By: Commissioner Michael Mena
As we navigate through the challenging issues presented by this unprecedented global pandemic, I want to take a moment to address what may seem like a much more mundane topic: the 2020 U.S. Census. Our first U.S. Census in 1790 was managed under the direction of then Secretary of State, Thomas Jefferson. And once a decade since then – through world wars, the great depression, and other significant challenges to society – Americans have come together to participate in the constitutionally mandated decennial Census. Why is the Census so important to us in Coral Gables?
The data collected in the Census will help your federal tax dollars stay in our community and ensure our local interests are properly represented. Specifically, the Census will inform the distribution of more than $675 billion in federal funds to states and communities each year. As our community has grown, we require more infrastructure, better programs in our schools and educational facilities, and increased funding for our healthcare institutions. By filling out the Census you are providing data used in funding hospitals, clinics, and emergency services. An accurate count helps health officials and first responders identify who is at risk and the resources needed to protect our community. It even helps health providers predict the spread of disease through communities with children or elderly people.
The most recent illustration of the significant impact of the Census on federal funding has been the distribution of nearly $2 trillion in relief to individuals and businesses impacted by the COVID-19 pandemic by the federal government after passing the CARES Act. These critical funds from the CARES Act were distributed to states and counties based on population, and that population was determined by the most recent U.S. Census.
Additionally, state and local officials use decennial Census results to help redraw congressional, state, and local district boundaries to contain roughly equal numbers of people to ensure that each person’s voting power is close to equal.
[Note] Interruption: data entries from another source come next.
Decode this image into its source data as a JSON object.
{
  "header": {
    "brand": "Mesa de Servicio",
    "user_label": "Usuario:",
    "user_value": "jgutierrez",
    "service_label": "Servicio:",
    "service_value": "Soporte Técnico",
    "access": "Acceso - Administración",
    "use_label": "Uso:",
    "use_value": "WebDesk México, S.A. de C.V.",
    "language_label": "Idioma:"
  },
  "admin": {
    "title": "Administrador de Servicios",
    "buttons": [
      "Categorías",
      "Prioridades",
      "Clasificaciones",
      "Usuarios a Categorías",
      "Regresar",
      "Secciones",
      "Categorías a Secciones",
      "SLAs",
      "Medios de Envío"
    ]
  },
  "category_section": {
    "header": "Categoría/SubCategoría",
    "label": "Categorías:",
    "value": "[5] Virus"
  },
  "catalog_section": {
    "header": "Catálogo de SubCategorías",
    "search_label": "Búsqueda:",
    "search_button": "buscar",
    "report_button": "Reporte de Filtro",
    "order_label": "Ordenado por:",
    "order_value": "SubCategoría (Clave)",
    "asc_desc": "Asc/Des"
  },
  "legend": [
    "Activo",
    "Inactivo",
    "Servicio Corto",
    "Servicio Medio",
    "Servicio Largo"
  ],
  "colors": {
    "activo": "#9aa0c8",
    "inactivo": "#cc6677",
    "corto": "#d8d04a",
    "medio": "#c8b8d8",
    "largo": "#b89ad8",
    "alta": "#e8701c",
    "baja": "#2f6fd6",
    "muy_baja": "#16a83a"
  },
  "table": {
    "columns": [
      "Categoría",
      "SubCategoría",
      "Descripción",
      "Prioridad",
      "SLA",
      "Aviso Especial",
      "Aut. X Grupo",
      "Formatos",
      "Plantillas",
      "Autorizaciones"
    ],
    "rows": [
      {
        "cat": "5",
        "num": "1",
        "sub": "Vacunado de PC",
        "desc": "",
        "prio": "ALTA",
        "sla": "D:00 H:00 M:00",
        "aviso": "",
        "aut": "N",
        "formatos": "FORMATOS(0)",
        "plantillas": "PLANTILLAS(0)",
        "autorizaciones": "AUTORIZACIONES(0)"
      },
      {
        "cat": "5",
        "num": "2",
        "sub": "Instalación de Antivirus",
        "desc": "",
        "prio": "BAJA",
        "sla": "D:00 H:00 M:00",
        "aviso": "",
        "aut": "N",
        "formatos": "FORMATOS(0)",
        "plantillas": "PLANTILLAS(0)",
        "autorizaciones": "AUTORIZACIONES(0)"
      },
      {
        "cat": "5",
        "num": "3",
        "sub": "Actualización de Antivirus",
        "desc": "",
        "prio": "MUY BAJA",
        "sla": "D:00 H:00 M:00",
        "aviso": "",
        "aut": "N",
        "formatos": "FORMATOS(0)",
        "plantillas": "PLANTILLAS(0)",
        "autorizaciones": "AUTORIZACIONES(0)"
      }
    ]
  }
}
Indeed, the Constitutional basis for conducting the decennial Census is to reapportion the 435 seats in the U.S. House of Representatives among the 50 states. Whatever your political affiliation or beliefs, as local communities we all benefit from representation in Congress that accurately reflects the size of our community.
As the U.S. Census Bureau conducts the 2020 Census, we are relying on you to “Make Coral Gables Count!” In March, each household should have received an invitation from the Census Bureau to participate in the Census. If you have completed the Census, thank you! If you have not, please use this time at home to complete the questionnaire online at www.my2020census.gov. It only takes a few minutes to complete. So please, if you are taking the time to read this communication, stop what you are doing and take a few minutes to complete the Census. Rest assured that your information is used only to provide statistics and that any information you provide is strictly confidential and cannot be used against you or anyone in your household by any government agency or court.
To date, only about 61% of Coral Gables residents have completed the Census. While that is above the National participation rate of 58.7%, it is still trailing behind many cities and towns in Miami-Dade County, including Cutler Bay, Palmetto Bay, Miami Shores, and Miami Lakes. Indeed, Palmetto Bay is currently at 71.9%. In short, we still have work to do and we need your help. If you need additional information, please visit the City’s website at www.CoralGables.com/Census.